> [Exercise objective] In the listing below, find each line holding "this" and copy it.
┏━━
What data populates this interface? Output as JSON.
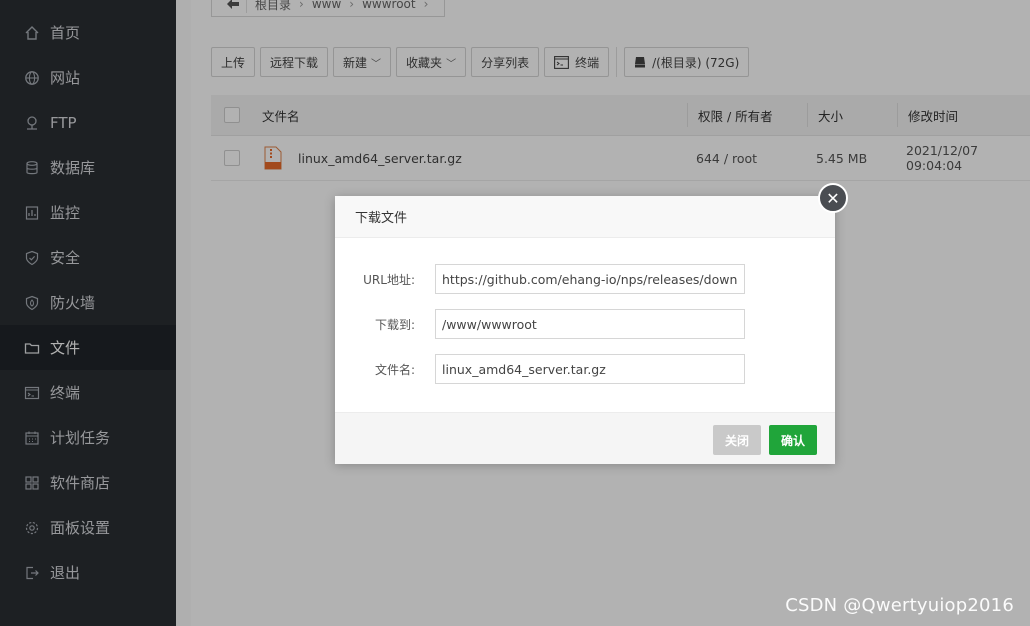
{
  "sidebar": {
    "items": [
      {
        "label": "首页",
        "icon": "home-icon"
      },
      {
        "label": "网站",
        "icon": "globe-icon"
      },
      {
        "label": "FTP",
        "icon": "ftp-icon"
      },
      {
        "label": "数据库",
        "icon": "database-icon"
      },
      {
        "label": "监控",
        "icon": "monitor-icon"
      },
      {
        "label": "安全",
        "icon": "shield-icon"
      },
      {
        "label": "防火墙",
        "icon": "firewall-icon"
      },
      {
        "label": "文件",
        "icon": "folder-icon",
        "active": true
      },
      {
        "label": "终端",
        "icon": "terminal-icon"
      },
      {
        "label": "计划任务",
        "icon": "calendar-icon"
      },
      {
        "label": "软件商店",
        "icon": "apps-grid-icon"
      },
      {
        "label": "面板设置",
        "icon": "gear-icon"
      },
      {
        "label": "退出",
        "icon": "logout-icon"
      }
    ]
  },
  "breadcrumb": [
    "根目录",
    "www",
    "wwwroot"
  ],
  "toolbar": {
    "upload": "上传",
    "remote_download": "远程下载",
    "new": "新建",
    "favorites": "收藏夹",
    "share_list": "分享列表",
    "terminal": "终端",
    "disk": "/(根目录) (72G)"
  },
  "table": {
    "headers": {
      "name": "文件名",
      "perm": "权限 / 所有者",
      "size": "大小",
      "mtime": "修改时间"
    },
    "rows": [
      {
        "name": "linux_amd64_server.tar.gz",
        "perm": "644 / root",
        "size": "5.45 MB",
        "mtime": "2021/12/07 09:04:04"
      }
    ]
  },
  "dialog": {
    "title": "下载文件",
    "url_label": "URL地址:",
    "url_value": "https://github.com/ehang-io/nps/releases/download",
    "dest_label": "下载到:",
    "dest_value": "/www/wwwroot",
    "filename_label": "文件名:",
    "filename_value": "linux_amd64_server.tar.gz",
    "close_button": "关闭",
    "confirm_button": "确认"
  },
  "colors": {
    "sidebar_bg": "#2a2e33",
    "accent_green": "#20a53a",
    "overlay": "rgba(0,0,0,0.3)"
  },
  "watermark": "CSDN @Qwertyuiop2016"
}
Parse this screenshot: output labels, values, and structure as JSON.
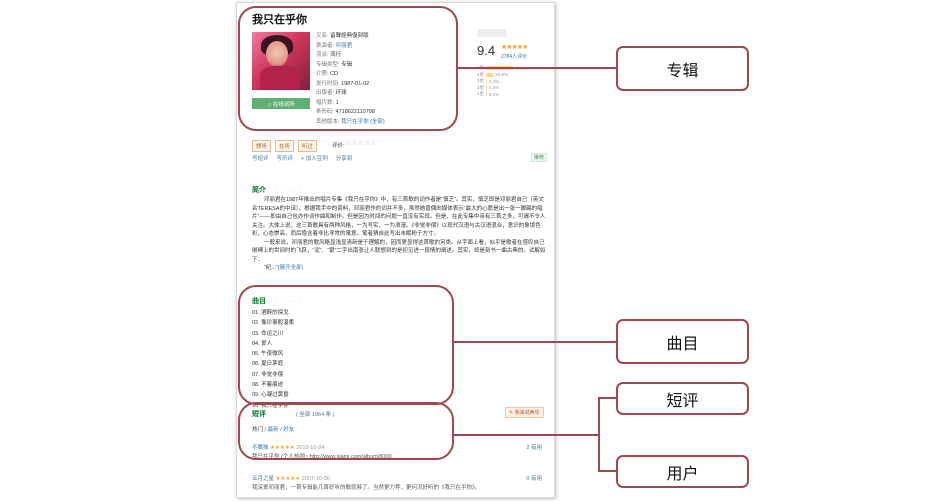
{
  "album": {
    "title": "我只在乎你",
    "listen_label": "♫ 在线试听",
    "info": [
      {
        "label": "又名:",
        "value": "留聲經典復刻版",
        "link": false
      },
      {
        "label": "表演者:",
        "value": "邓丽君",
        "link": true
      },
      {
        "label": "流派:",
        "value": "流行",
        "link": false
      },
      {
        "label": "专辑类型:",
        "value": "专辑",
        "link": false
      },
      {
        "label": "介质:",
        "value": "CD",
        "link": false
      },
      {
        "label": "发行时间:",
        "value": "1987-01-02",
        "link": false
      },
      {
        "label": "出版者:",
        "value": "环球",
        "link": false
      },
      {
        "label": "唱片数:",
        "value": "1",
        "link": false
      },
      {
        "label": "条形码:",
        "value": "4718622110798",
        "link": false
      },
      {
        "label": "其他版本:",
        "value": "我只在乎你 (全部)",
        "link": true
      }
    ]
  },
  "rating": {
    "score": "9.4",
    "stars": "★★★★★",
    "votes": "2784人评价",
    "distribution": [
      {
        "label": "5星",
        "pct": 77.1,
        "text": "77.1%"
      },
      {
        "label": "4星",
        "pct": 20.5,
        "text": "20.5%"
      },
      {
        "label": "3星",
        "pct": 2.4,
        "text": "2.4%"
      },
      {
        "label": "2星",
        "pct": 0.0,
        "text": "0.0%"
      },
      {
        "label": "1星",
        "pct": 0.1,
        "text": "0.1%"
      }
    ]
  },
  "status_tags": [
    "想听",
    "在听",
    "听过"
  ],
  "rate_label": "评价:",
  "rate_stars": "☆☆☆☆☆",
  "actions": [
    "写短评",
    "写乐评",
    "+ 加入豆列",
    "分享到"
  ],
  "recommend_label": "推荐",
  "intro": {
    "heading": "简介",
    "dots": "· · · · · ·",
    "paragraphs": [
      "邓丽君在1987年推出的唱片专集《我只在乎你》中，有三首歌的词作者是“慎芝”。其实，慎芝即是邓丽君自己（英文名TERESA的中译）。根据我手中的资料，邓丽君作的词并不多，虽然她曾偶向媒体表示“最大的心愿是出一张一脚踢的唱片”——即由自己包办作词作曲和制作。但是因为时间的问题一直没有实现。但是，在此专集中亲有三首之多，可谓不令人关注。大体上说，这三首歌具有两种风格，一为写实，一为浪漫。《非觉非偎》以现代汉语与古汉语混合，意识的象境色彩，心态崇高，而后隐含着非比寻常的寓意。笔者猜自此写出未眠粉于方寸。",
      "一般来说，邓丽君的歌风略显浅显清新是于理解的，因而更显得这首歌的另类。从字面上看，似乎是歌者在感叹自己绑缚上的世间时的飞跃，“泥”、“银”二字出南涨让人联想到的是初见进一段情的阐述。其实，却是刻书一曲古典的。试解如下：",
      "“纪...”"
    ],
    "more": "(展开全部)"
  },
  "tracks": {
    "heading": "曲目",
    "dots": "· · · · · ·",
    "items": [
      "01. 酒醉的探戈",
      "02. 像珍事般温柔",
      "03. 命运之川",
      "04. 爱人",
      "05. 午夜微风",
      "06. 夏日茅庭",
      "07. 非觉非偎",
      "08. 不着痕迹",
      "09. 心凝过黄昏",
      "10. 我只在乎你"
    ]
  },
  "reviews": {
    "heading": "短评",
    "dots": "· · · · · ·",
    "count": "( 全部 1964 条 )",
    "write_label": "✎ 我来说两句",
    "tabs": [
      "热门",
      "最新",
      "好友"
    ],
    "items": [
      {
        "user": "不撒独",
        "stars": "★★★★★",
        "date": "2010-10-24",
        "useful": "2 有用",
        "text": "我只在乎你 (个人热闹~ http://www.xiami.com/album/8000"
      },
      {
        "user": "五月之星",
        "stars": "★★★★★",
        "date": "2007-10-30",
        "useful": "0 有用",
        "text": "我深爱邓丽君，一首专辑能几首好听的歌就够了。当然更力荐，更何况好听的《我只在乎你》。"
      }
    ]
  },
  "annotations": {
    "album": "专辑",
    "tracks": "曲目",
    "short_reviews": "短评",
    "users": "用户",
    "accent_color": "#a0484f"
  }
}
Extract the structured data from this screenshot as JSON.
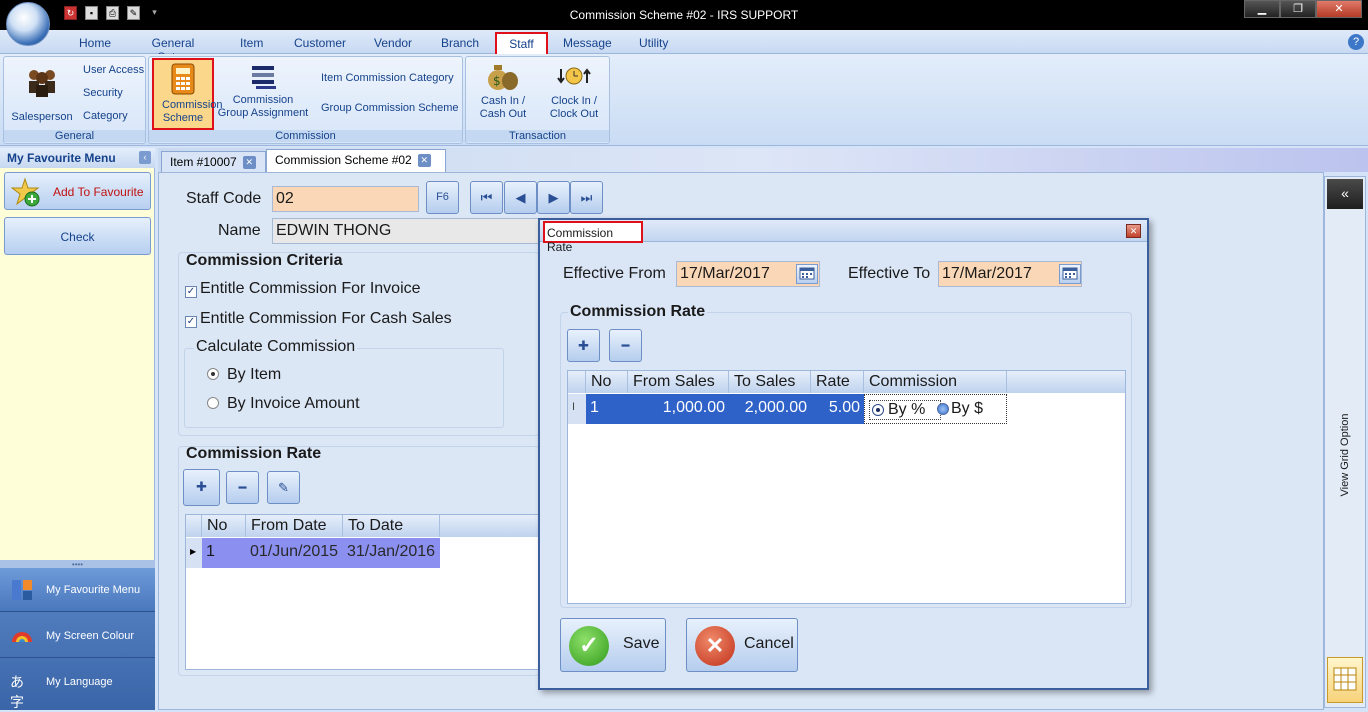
{
  "window": {
    "title": "Commission Scheme #02 - IRS SUPPORT"
  },
  "menu": {
    "tabs": [
      "Home",
      "General Setup",
      "Item",
      "Customer",
      "Vendor",
      "Branch",
      "Staff",
      "Message",
      "Utility"
    ],
    "active": "Staff"
  },
  "ribbon": {
    "general": {
      "label": "General",
      "salesperson": "Salesperson",
      "user_access": "User Access",
      "security": "Security",
      "category": "Category"
    },
    "commission": {
      "label": "Commission",
      "scheme": "Commission Scheme",
      "group_assignment": "Commission Group Assignment",
      "item_category": "Item Commission Category",
      "group_scheme": "Group Commission Scheme"
    },
    "transaction": {
      "label": "Transaction",
      "cash": "Cash In / Cash Out",
      "clock": "Clock In / Clock Out"
    }
  },
  "sidebar": {
    "title": "My Favourite Menu",
    "add_favourite": "Add To Favourite",
    "check": "Check",
    "nav": {
      "favourite": "My Favourite Menu",
      "screen_colour": "My Screen Colour",
      "language": "My Language"
    }
  },
  "doc_tabs": [
    "Item #10007",
    "Commission Scheme #02"
  ],
  "form": {
    "staff_code_label": "Staff Code",
    "staff_code": "02",
    "f6": "F6",
    "name_label": "Name",
    "name": "EDWIN THONG",
    "criteria_title": "Commission Criteria",
    "entitle_invoice": "Entitle Commission For Invoice",
    "entitle_cash_sales": "Entitle Commission For Cash Sales",
    "calc_title": "Calculate Commission",
    "by_item": "By Item",
    "by_invoice_amount": "By Invoice Amount",
    "rate_title": "Commission Rate",
    "grid": {
      "headers": [
        "No",
        "From Date",
        "To Date"
      ],
      "rows": [
        [
          "1",
          "01/Jun/2015",
          "31/Jan/2016"
        ]
      ]
    }
  },
  "right_panel": {
    "label": "View Grid Option"
  },
  "dialog": {
    "title": "Commission Rate",
    "effective_from_label": "Effective From",
    "effective_from": "17/Mar/2017",
    "effective_to_label": "Effective To",
    "effective_to": "17/Mar/2017",
    "section_title": "Commission Rate",
    "grid": {
      "headers": [
        "No",
        "From Sales",
        "To Sales",
        "Rate",
        "Commission"
      ],
      "rows": [
        {
          "no": "1",
          "from_sales": "1,000.00",
          "to_sales": "2,000.00",
          "rate": "5.00",
          "by_percent": "By %",
          "by_dollar": "By $",
          "selected": "By %"
        }
      ]
    },
    "save": "Save",
    "cancel": "Cancel"
  }
}
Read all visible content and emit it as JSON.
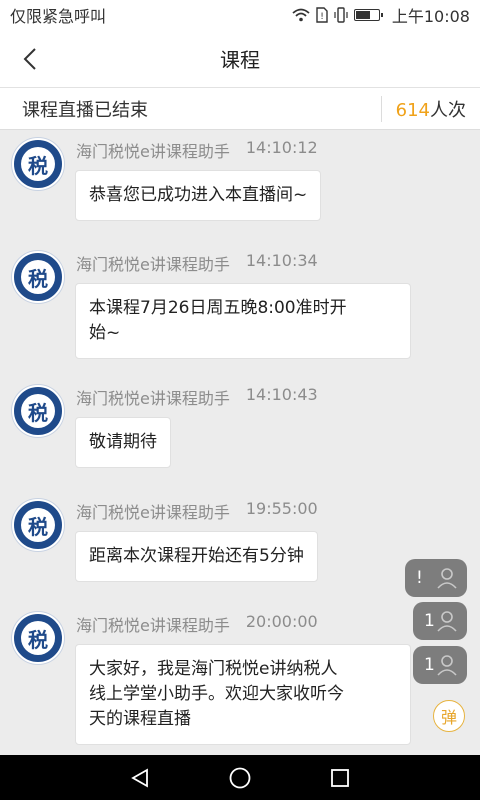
{
  "status_bar": {
    "carrier": "仅限紧急呼叫",
    "time": "上午10:08",
    "icons": [
      "wifi-icon",
      "sim-alert-icon",
      "vibrate-icon",
      "battery-icon"
    ]
  },
  "navbar": {
    "title": "课程",
    "back_icon": "chevron-left-icon"
  },
  "live_status": {
    "text": "课程直播已结束",
    "count": "614",
    "count_unit": "人次"
  },
  "messages": [
    {
      "sender": "海门税悦e讲课程助手",
      "time": "14:10:12",
      "text": "恭喜您已成功进入本直播间~",
      "avatar_char": "税"
    },
    {
      "sender": "海门税悦e讲课程助手",
      "time": "14:10:34",
      "text": "本课程7月26日周五晚8:00准时开始~",
      "text_lines": [
        "本课程7月26日周五晚8:00准时开",
        "始~"
      ],
      "avatar_char": "税"
    },
    {
      "sender": "海门税悦e讲课程助手",
      "time": "14:10:43",
      "text": "敬请期待",
      "avatar_char": "税"
    },
    {
      "sender": "海门税悦e讲课程助手",
      "time": "19:55:00",
      "text": "距离本次课程开始还有5分钟",
      "avatar_char": "税"
    },
    {
      "sender": "海门税悦e讲课程助手",
      "time": "20:00:00",
      "text": "大家好，我是海门税悦e讲纳税人线上学堂小助手。欢迎大家收听今天的课程直播",
      "text_lines": [
        "大家好，我是海门税悦e讲纳税人",
        "线上学堂小助手。欢迎大家收听今",
        "天的课程直播"
      ],
      "avatar_char": "税"
    }
  ],
  "float_buttons": [
    {
      "label": "!",
      "icon": "person-icon"
    },
    {
      "label": "1",
      "icon": "person-icon"
    },
    {
      "label": "1",
      "icon": "person-icon"
    }
  ],
  "danmu_button": {
    "label": "弹"
  },
  "system_nav": {
    "icons": [
      "back-triangle-icon",
      "home-circle-icon",
      "recents-square-icon"
    ]
  },
  "colors": {
    "accent": "#f0a21a",
    "avatar_blue": "#1f4a8a",
    "background": "#ececec"
  }
}
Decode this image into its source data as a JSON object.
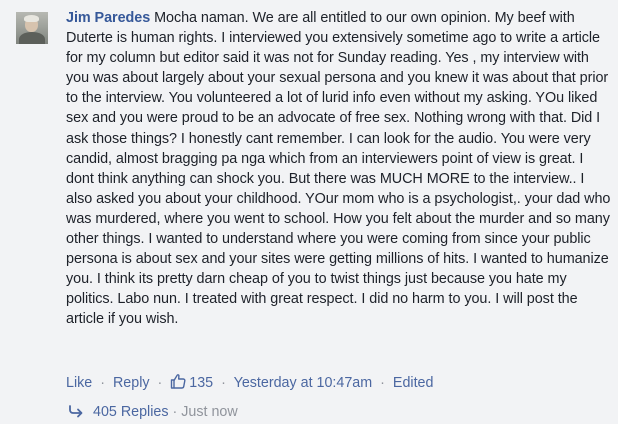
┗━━
> [Final answer]
What data populates this interface? Output as JSON.
Parse this screenshot: output labels, values, and structure as JSON.
Extract the structured data from this screenshot as JSON.
Decode this image into its source data as a JSON object.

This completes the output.